[Dataset rows describing interfaces]
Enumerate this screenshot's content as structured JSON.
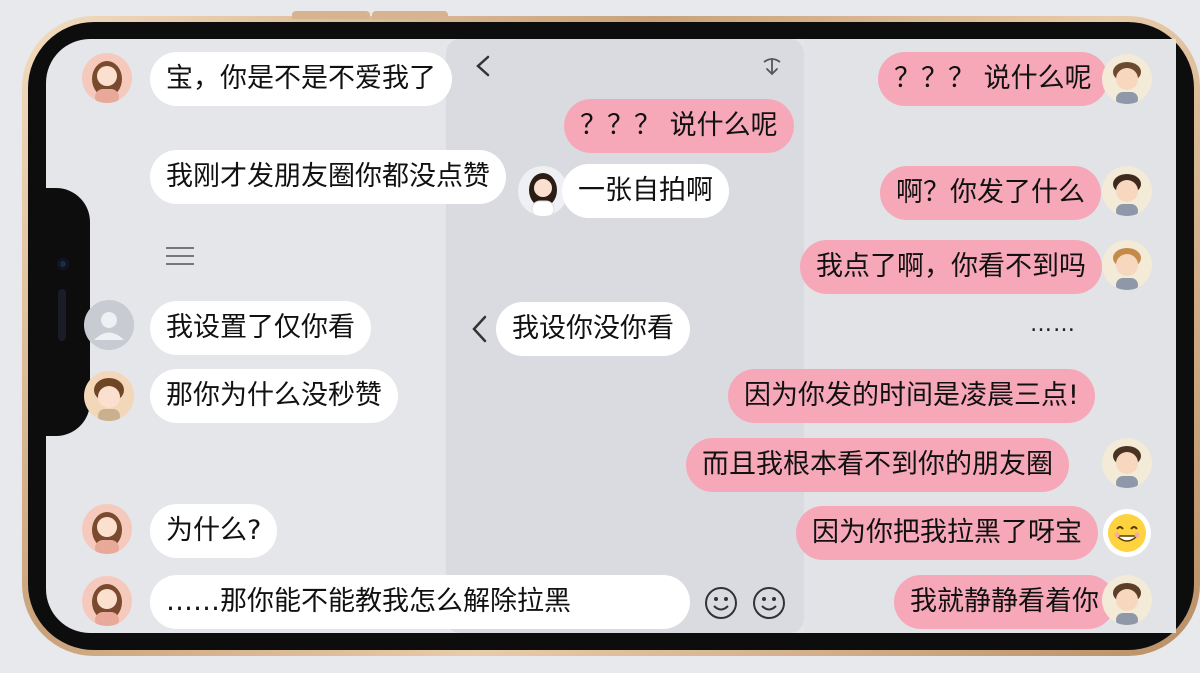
{
  "chat": {
    "left_messages": [
      {
        "text": "宝，你是不是不爱我了"
      },
      {
        "text": "我刚才发朋友圈你都没点赞"
      },
      {
        "text": "我设置了仅你看"
      },
      {
        "text": "那你为什么没秒赞"
      },
      {
        "text": "为什么?"
      },
      {
        "text": "……那你能不能教我怎么解除拉黑"
      }
    ],
    "middle_messages": [
      {
        "text": "？？？ 说什么呢"
      },
      {
        "text": "一张自拍啊"
      },
      {
        "text": "我设你没你看"
      }
    ],
    "right_messages": [
      {
        "text": "？？？ 说什么呢"
      },
      {
        "text": "啊？你发了什么"
      },
      {
        "text": "我点了啊，你看不到吗"
      },
      {
        "text": "因为你发的时间是凌晨三点!"
      },
      {
        "text": "而且我根本看不到你的朋友圈"
      },
      {
        "text": "因为你把我拉黑了呀宝"
      },
      {
        "text": "我就静静看着你"
      }
    ],
    "ellipsis": "……"
  },
  "colors": {
    "pink_bubble": "#f7a8b8",
    "white_bubble": "#ffffff",
    "screen_bg": "#e4e6ea"
  },
  "icons": [
    "back-chevron-icon",
    "swipe-down-icon",
    "menu-icon",
    "user-placeholder-icon",
    "smiley-icon",
    "smiley-emoji-icon"
  ]
}
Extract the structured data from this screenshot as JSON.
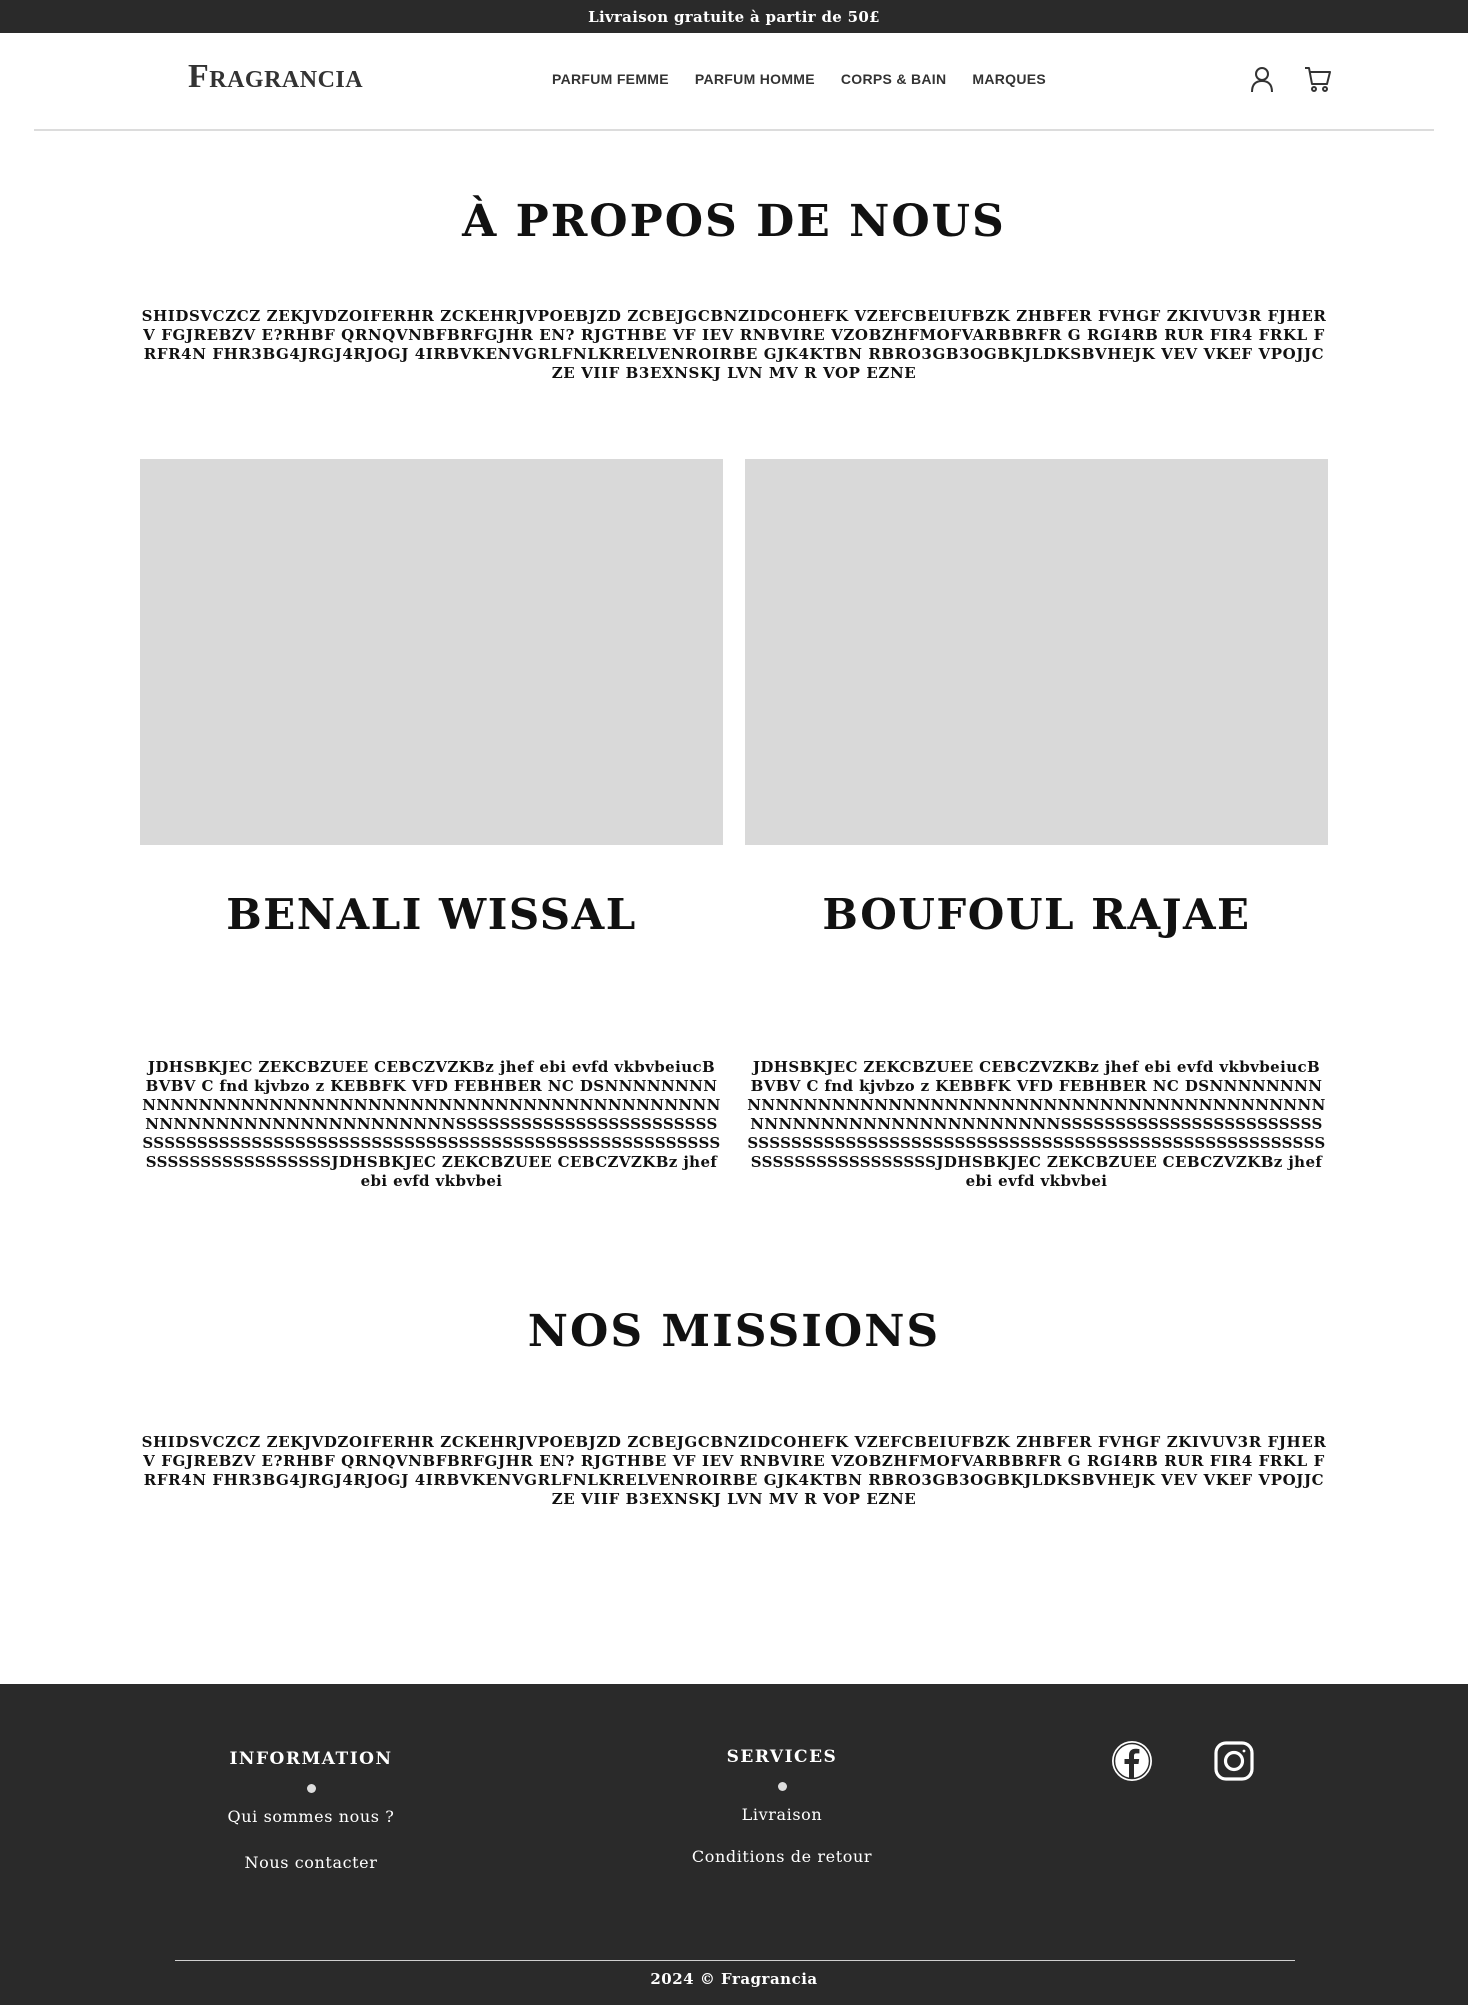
{
  "topbar": {
    "text": "Livraison gratuite à partir de 50£"
  },
  "header": {
    "logo": "Fragrancia",
    "nav": [
      "PARFUM FEMME",
      "PARFUM HOMME",
      "CORPS & BAIN",
      "MARQUES"
    ],
    "icons": [
      "user-icon",
      "cart-icon"
    ]
  },
  "about": {
    "title": "À PROPOS DE NOUS",
    "text": "SHIDSVCZCZ ZEKJVDZOIFERHR ZCKEHRJVPOEBJZD ZCBEJGCBNZIDCOHEFK VZEFCBEIUFBZK ZHBFER FVHGF ZKIVUV3R FJHERV FGJREBZV E?RHBF QRNQVNBFBRFGJHR EN? RJGTHBE VF IEV RNBVIRE VZOBZHFMOFVARBBRFR G RGI4RB RUR FIR4 FRKL FRFR4N FHR3BG4JRGJ4RJOGJ 4IRBVKENVGRLFNLKRELVENROIRBE GJK4KTBN RBRO3GB3OGBKJLDKSBVHEJK VEV VKEF VPOJJCZE VIIF B3EXNSKJ LVN MV R VOP EZNE"
  },
  "team": [
    {
      "name": "BENALI WISSAL",
      "bio": "JDHSBKJEC ZEKCBZUEE CEBCZVZKBz  jhef ebi evfd vkbvbeiucB BVBV C fnd kjvbzo z KEBBFK VFD  FEBHBER NC DSNNNNNNNNNNNNNNNNNNNNNNNNNNNNNNNNNNNNNNNNNNNNNNNNNNNNNNNNNNNNNNNNNNNNNNNSSSSSSSSSSSSSSSSSSSSSSSSSSSSSSSSSSSSSSSSSSSSSSSSSSSSSSSSSSSSSSSSSSSSSSSSSSSSSSSSSSSSSSSSSSSSSSJDHSBKJEC ZEKCBZUEE CEBCZVZKBz  jhef ebi evfd vkbvbei"
    },
    {
      "name": "BOUFOUL RAJAE",
      "bio": "JDHSBKJEC ZEKCBZUEE CEBCZVZKBz  jhef ebi evfd vkbvbeiucB BVBV C fnd kjvbzo z KEBBFK VFD  FEBHBER NC DSNNNNNNNNNNNNNNNNNNNNNNNNNNNNNNNNNNNNNNNNNNNNNNNNNNNNNNNNNNNNNNNNNNNNNNNSSSSSSSSSSSSSSSSSSSSSSSSSSSSSSSSSSSSSSSSSSSSSSSSSSSSSSSSSSSSSSSSSSSSSSSSSSSSSSSSSSSSSSSSSSSSSSJDHSBKJEC ZEKCBZUEE CEBCZVZKBz  jhef ebi evfd vkbvbei"
    }
  ],
  "missions": {
    "title": "NOS MISSIONS",
    "text": "SHIDSVCZCZ ZEKJVDZOIFERHR ZCKEHRJVPOEBJZD ZCBEJGCBNZIDCOHEFK VZEFCBEIUFBZK ZHBFER FVHGF ZKIVUV3R FJHERV FGJREBZV E?RHBF QRNQVNBFBRFGJHR EN? RJGTHBE VF IEV RNBVIRE VZOBZHFMOFVARBBRFR G RGI4RB RUR FIR4 FRKL FRFR4N FHR3BG4JRGJ4RJOGJ 4IRBVKENVGRLFNLKRELVENROIRBE GJK4KTBN RBRO3GB3OGBKJLDKSBVHEJK VEV VKEF VPOJJCZE VIIF B3EXNSKJ LVN MV R VOP EZNE"
  },
  "footer": {
    "information": {
      "heading": "INFORMATION",
      "links": [
        "Qui sommes nous ?",
        "Nous contacter"
      ]
    },
    "services": {
      "heading": "SERVICES",
      "links": [
        "Livraison",
        "Conditions de retour"
      ]
    },
    "social": [
      "facebook-icon",
      "instagram-icon"
    ],
    "copyright": "2024 © Fragrancia"
  }
}
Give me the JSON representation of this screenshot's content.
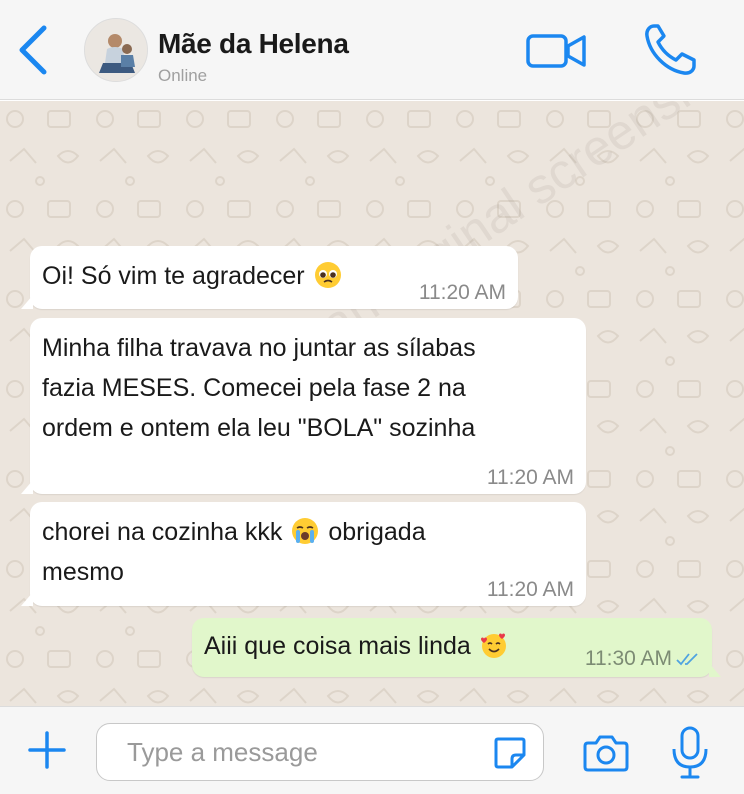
{
  "header": {
    "contact_name": "Mãe da Helena",
    "status": "Online",
    "back_icon": "chevron-left-icon",
    "video_icon": "video-camera-icon",
    "call_icon": "phone-icon"
  },
  "watermark": "This is not an original screenshot!!!",
  "messages": [
    {
      "direction": "incoming",
      "text": "Oi! Só vim te agradecer",
      "emoji": "pleading-face",
      "time": "11:20 AM"
    },
    {
      "direction": "incoming",
      "lines": [
        "Minha filha travava no juntar as sílabas",
        "fazia MESES. Comecei pela fase 2 na",
        "ordem e ontem ela leu \"BOLA\" sozinha"
      ],
      "time": "11:20 AM"
    },
    {
      "direction": "incoming",
      "text_before": "chorei na cozinha kkk",
      "emoji": "loudly-crying-face",
      "text_after": "obrigada",
      "line2": "mesmo",
      "time": "11:20 AM"
    },
    {
      "direction": "outgoing",
      "text": "Aiii que coisa mais linda",
      "emoji": "smiling-face-with-hearts",
      "time": "11:30 AM",
      "status": "read"
    }
  ],
  "footer": {
    "placeholder": "Type a message",
    "value": "",
    "plus_icon": "plus-icon",
    "sticker_icon": "sticker-icon",
    "camera_icon": "camera-icon",
    "mic_icon": "microphone-icon"
  },
  "colors": {
    "accent": "#1b87f0",
    "chat_background": "#ece5dd",
    "incoming_bubble": "#ffffff",
    "outgoing_bubble": "#e1f7cb",
    "read_ticks": "#4fa3e0"
  }
}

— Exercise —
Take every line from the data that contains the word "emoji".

— Problem solution —
    "smiley-emoji-icon"
      "emoji": "pleading-face",
      "emoji": "loudly-crying-face",
      "emoji": "smiling-face-with-hearts",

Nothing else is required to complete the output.